Artificial intelligence company X.ai has raised $23 million in new funding that’ll be used to support development of its personal assistant technology. The round was led by Two Sigma Ventures and will be allocated to hiring more data scientists, improving customer acquisition, and marketing to enterprise customers.
Other investors in the company’s latest round include DCM Ventures, Work-Bench Ventures, and existing investors like IA Ventures, FirstMark Capital, Softbank Capital, Lerer Hippeau Ventures, CrunchFund, and Pritzker Group Venture Capital.
X.ai was founded in 2014 by former Visual Revenue CEO Dennis Mortensen, along with Alex Poon, Matt Casey, and Marcos Jimenez. Its first product is based on using artificial intelligence to book your meetings for you. But instead of you needing to provide it in syntax that the computer would understand, X.ai’s virtual assistant “Amy” can comprehend the context (e.g. “Amy set up a meeting with Joe the first week of May”). The AI-powered assistant analyzes not only the message, but also the entire conversational thread, determines a place and time that works for everyone, and puts it on your calendar.
“We were super fucking ambitious,” Mortensen told VentureBeat. He explained that his company has spent almost the past three years working on this product. “It’s an ambitious goal of having an intelligent agent where you hand over the job and it comes back with the problem solved.”
The company opened up in private beta last year, and there’s still a long wait list. Mortensen moved into this phase as a way of getting testers, so X.ai could understand how its product fit into the market. “Some startups die because of poor product market fit,” he said. “Given that we couldn’t engineer this within a closed environment and had to expose it to the public, it’s an indication that people want and need it…It had something where the market wants it, but can’t pay $50,000 for it. However, through AI, we can emulate it.”
X.ai says that it has seen a “dramatic growth in the number of meetings scheduled each month,” with February up 27 percent over January, and March up 28 percent.

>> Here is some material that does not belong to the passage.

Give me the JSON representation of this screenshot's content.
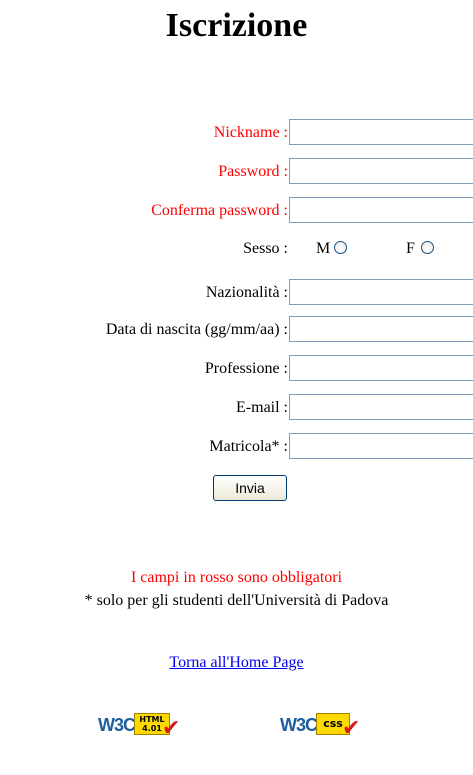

To date, the company has raised approximately $35 million, including $2 million in 2014 to help prove that working out the logistics of meetings was a problem that could be solved. A year later, X.ai raised another $10 million to perfect the product, and now the additional $23 million will accelerate development of the product, leading to its eventual launch this fall.
Mortensen said that this round was over-subscribed — the company was originally looking to raise $20 to $25 million and signed a term sheet that got them to $23 million. The amount could have been higher, but the company wound up turning away $10 million it couldn’t fit into the round.
Although there’s currently a massive wait list for the service, Mortensen said that it’ll open up to everyone this autumn. The company will also be releasing its pricing model around the same time, and notes that it’ll be similar to services such as Slack and Dropbox. There will be several tiers available, including a free one that lets you schedule a handful of meetings each month; a professional plan with unlimited meetings, the ability to edit your signature, and more; and a business license edition.
“This financing will allow us to extend our exceptional data science team and will support the rollout of our pro and business editions later this year. And our pricing will reflect our commitment to democratizing the personal assistant,” Mortensen remarked.
Providing a personal assistant isn’t a new concept, as there are many services that offer some variation of this capability. However, Mortensen explained to us that they all “fall in the same bucket” — meaning that they’re either a plugin, an extension, or a web service: “It’s not how you set up meetings. The point is that you don’t want to. What I need is when I say ‘You know what? I would love to meet up the first week of May. Amy, set something up.’ I know that I want to meet you and when. It’s understanding the objective and handing things over to Amy.”